Back in October of 2018, I was wandering around Dublin, Ireland – had to go over for VISA reasons, long story don’t ask – and happened into a little book shop along the river Liffey that runs through the center of the city. The shop had a small collection of Penguin Classics, short little books by single authors on individual topics. Sort of like the pamphlets that used to be published back in the early days of the printing press of the 16th and 17th century. One of the classics was Notes on Nationalism by George Orwell. Considering the ongoing debate and divisions back in my home country, I picked it up along with a couple of other volumes in the small book collection.
After reading and writing a review of Notes on Nationalism I realized I had never actually read anything else by Orwell. Somehow my grade and high school education did not include reading any of his work. As such, I was never forced to read Orwell by any of the Dominican priests that haunted my childhood. I never even got around to seeing the movie version of 1984 with John Hurt and Richard Burton.
Soon after finishing the essay and posting the review, I was approached by one of my friends and former employees regarding not only 1984 but also Animal Farm. He wanted my opinion as to how George Orwell, a devout socialist most of his life, could write two books harshly criticizing communism. I gave him the response I have been giving most of my more conservative friends (I do try and keep some of them around if only to make sure I know what sort of shenanigans they are up too; same reason I keep the more liberal ones around)on social media lately when they make some of their grand sweeping and generalized statements regarding some of the policies being put forth by some of the United States more left leaning politicians. That comment being socialism and communism are not the same thing even if they have some concepts in common.

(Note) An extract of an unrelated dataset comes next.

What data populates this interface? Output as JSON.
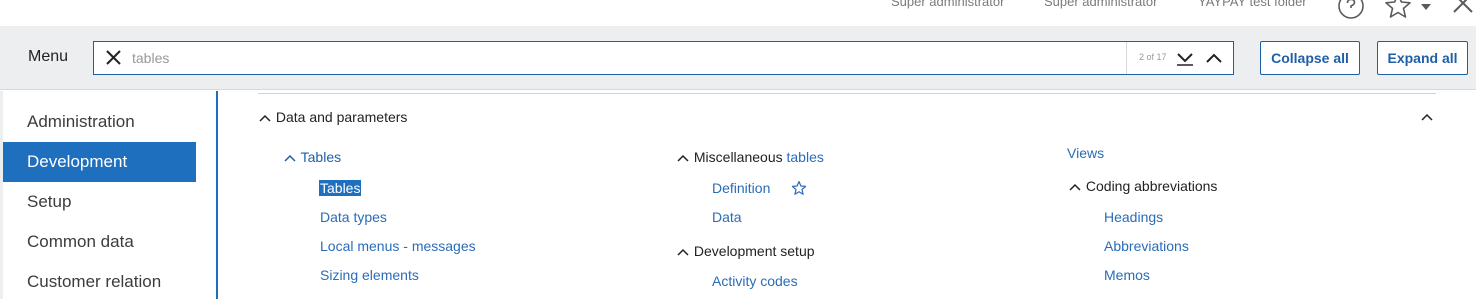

Even though I felt comfortable with my response in general, I realized that it didn’t get to a more detailed and precise answer. I generally can’t abide missing nuance any more than I can abide broad sweeping generalizations spewed on social media. Hence why I still have arguments with my left and right leaning friends and can’t seem to get myself off of Facebook. So I decided to rectify the situation.
I rented the movie version of 1984 the same week. And don’t get me wrong, it is a great movie and anyone reading this review or not should watch it, but it just made me want to read the source material.
Everyone surely knows the story in 1984. Or at least they think they do nowadays with terms like facecrime and doublespeak being thrown around the news and social media as if we’ve all just come from a high school English Lit course. I certainly thought I did as well.
1984 warns of the dystopian future where the state has taken control of every aspect of life. It controls what you eat, where you live, who you can associate with and what you do for a living. More insidious then this however, it even tries to control fact, retrofit history, and control how you think.
The protagonist, Winston Smith, has his life and love – and eventually even his free will – slowly taken from him. The state takes control and breaks him, not just out of some need for control but as control itself. Without this ability to reshape people, the state realizes it will lose control and fall back into the cycle of revolution and replacement that has plagued human society since the beginning of time. As the state strips control from your hands, and from your mind, and even from your heart; the world becomes a duller and less inviting place. Even the act of love itself is to be erased and replaced solely with the love of the party. With love of Big Brother who watches over all.
Like most people though I had missed some important points by not reading the source material. There is significant nuance and detail in both the main story of the book and especially in the epilogue and notes at the end of the book. These final sections explain in more detail the development of newspeak and the why and how of how it is used.
Actually these are the most important factors. The concept of doublethink that is explained to Winston as he is continually dragged back from the abyss of nonexistence during his torture by the representative of the Party, O’Brien. The need for the party members to not just lie to each other and to themselves about the true nature of the world. But that fact that they must tell the lie and immediately forget they have told it. That the lie is actually the truth and has always been the truth. In some cases that both the lie and the truth are in existence at the same time.
In other words, high ranking party members have to hold two diametrically opposing views in mind at the same time and give them both equal validity. Not only that, but they have to do this not because the party says to or out of fear of what the party will do; but because they themselves actually want to hold these ideas. This is the true horror of the book. Not the coercive power of the state but the – at some point – choice of every member of the party to submit to madness. To choose the doublethink of their own free will.
This is Orwell’s main point. It is not that Socialism or Capitalism, or Confucianism (as pointed out by the three main powers that exist in the story it doesn’t matter what sort of government you start out with) is bad in and of itself. It is the individual not having the moral courage to hold onto reality. It is the individual making the choice to submit. Not just to lie about it or to try and fight against it. Even Winston at the end lacks the moral fiber needed to hold onto his convictions to the bitter end if needed. Even unto death.
That is the true horror of Room 101. As O’Brien says, everyone knows what is in Room 101, for what is in the room is what you fear the most. What every individual fears the most. It is our own weakness. Our own lack of conviction. Our ability if need be, to give up what we love – and even what we fear – for what is right. Sometimes in order for the other side to lose, we need to make the ultimate sacrifice. This is the weakness Winston shows and the weakness Orwell warns us we need to have to stave off enslavement.